When you go to an amusement park, many people want to ride the roller coaster. The anticipation. The excitement. The fear. It’s thrilling! Most people who ride roller coasters enjoy what observers would call sheer terror, at least from their facial expressions. The unknown at the top of the hill. Not knowing if it is a turn or a drop. The ups and downs of a roller coaster and the speed are what make it exciting. At the end, many want to take that ride again.
It’s not the same with the diabetes roller coaster. The ups and downs are terrifying, but not in a thrill ride sort of way. The uncertainty of complications. The anticipation of how food and activity works to benefit or harm of glucose levels. This fear is not exciting. The unknown of when the ride will once again be on steady ground. Faces showing terror that doesn’t end with someone begging to take that ride again.
Many times guilt comes along for the ride. If only I hadn’t eaten that. If only I took a walk today. If only I could keep on top of things. Anger joins in. Yelling. Sometimes cursing. Bitterness toward a disease. Sadness also sits in the next car. Tears. Possible depression. Fear tags along. Hoping to keep complication away.

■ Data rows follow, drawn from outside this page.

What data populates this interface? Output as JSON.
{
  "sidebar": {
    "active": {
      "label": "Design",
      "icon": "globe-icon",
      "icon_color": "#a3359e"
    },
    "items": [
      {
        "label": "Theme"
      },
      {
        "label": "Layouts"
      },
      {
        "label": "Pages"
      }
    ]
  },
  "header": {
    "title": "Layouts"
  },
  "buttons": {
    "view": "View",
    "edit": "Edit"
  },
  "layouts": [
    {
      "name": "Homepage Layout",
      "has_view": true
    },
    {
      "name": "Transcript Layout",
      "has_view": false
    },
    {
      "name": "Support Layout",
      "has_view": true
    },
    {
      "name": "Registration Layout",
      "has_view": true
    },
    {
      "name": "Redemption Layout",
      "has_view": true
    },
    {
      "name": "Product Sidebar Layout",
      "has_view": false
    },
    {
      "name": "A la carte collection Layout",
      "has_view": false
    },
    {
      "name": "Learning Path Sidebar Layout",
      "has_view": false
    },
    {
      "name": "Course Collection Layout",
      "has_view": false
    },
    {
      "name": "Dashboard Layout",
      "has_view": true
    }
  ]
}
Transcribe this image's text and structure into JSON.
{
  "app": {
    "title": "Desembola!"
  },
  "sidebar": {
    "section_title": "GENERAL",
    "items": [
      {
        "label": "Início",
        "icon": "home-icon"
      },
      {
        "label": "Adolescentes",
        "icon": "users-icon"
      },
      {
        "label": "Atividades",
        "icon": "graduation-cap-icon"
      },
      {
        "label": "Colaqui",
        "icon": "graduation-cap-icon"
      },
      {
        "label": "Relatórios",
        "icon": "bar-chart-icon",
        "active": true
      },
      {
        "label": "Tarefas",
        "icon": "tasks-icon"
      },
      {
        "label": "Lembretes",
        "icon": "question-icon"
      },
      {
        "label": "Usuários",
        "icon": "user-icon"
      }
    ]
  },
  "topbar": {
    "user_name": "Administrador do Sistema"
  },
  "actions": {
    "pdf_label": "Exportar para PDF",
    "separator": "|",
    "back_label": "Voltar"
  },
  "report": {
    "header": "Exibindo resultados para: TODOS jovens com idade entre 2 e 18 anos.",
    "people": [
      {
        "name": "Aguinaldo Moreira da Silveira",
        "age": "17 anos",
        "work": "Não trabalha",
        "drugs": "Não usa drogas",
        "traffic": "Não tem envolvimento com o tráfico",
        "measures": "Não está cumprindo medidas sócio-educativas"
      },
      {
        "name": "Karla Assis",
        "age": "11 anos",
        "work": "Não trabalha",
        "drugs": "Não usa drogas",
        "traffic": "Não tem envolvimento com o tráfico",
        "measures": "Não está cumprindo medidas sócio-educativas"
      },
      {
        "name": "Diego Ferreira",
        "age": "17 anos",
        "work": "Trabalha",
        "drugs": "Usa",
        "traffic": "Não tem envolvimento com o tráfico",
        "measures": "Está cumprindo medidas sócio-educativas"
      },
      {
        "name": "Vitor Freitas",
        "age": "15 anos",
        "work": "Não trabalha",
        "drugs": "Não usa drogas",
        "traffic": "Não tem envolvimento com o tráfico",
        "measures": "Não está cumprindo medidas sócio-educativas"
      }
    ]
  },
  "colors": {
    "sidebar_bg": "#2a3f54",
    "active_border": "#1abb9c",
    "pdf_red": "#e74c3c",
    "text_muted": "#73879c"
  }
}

Yes, diabetes is a roller coaster ride. Not only dealing with glucose levels going up and down, but also the mixture of emotions that go along with it. It may not be a fun ride, but it can be a little less scary with the support of family and friends.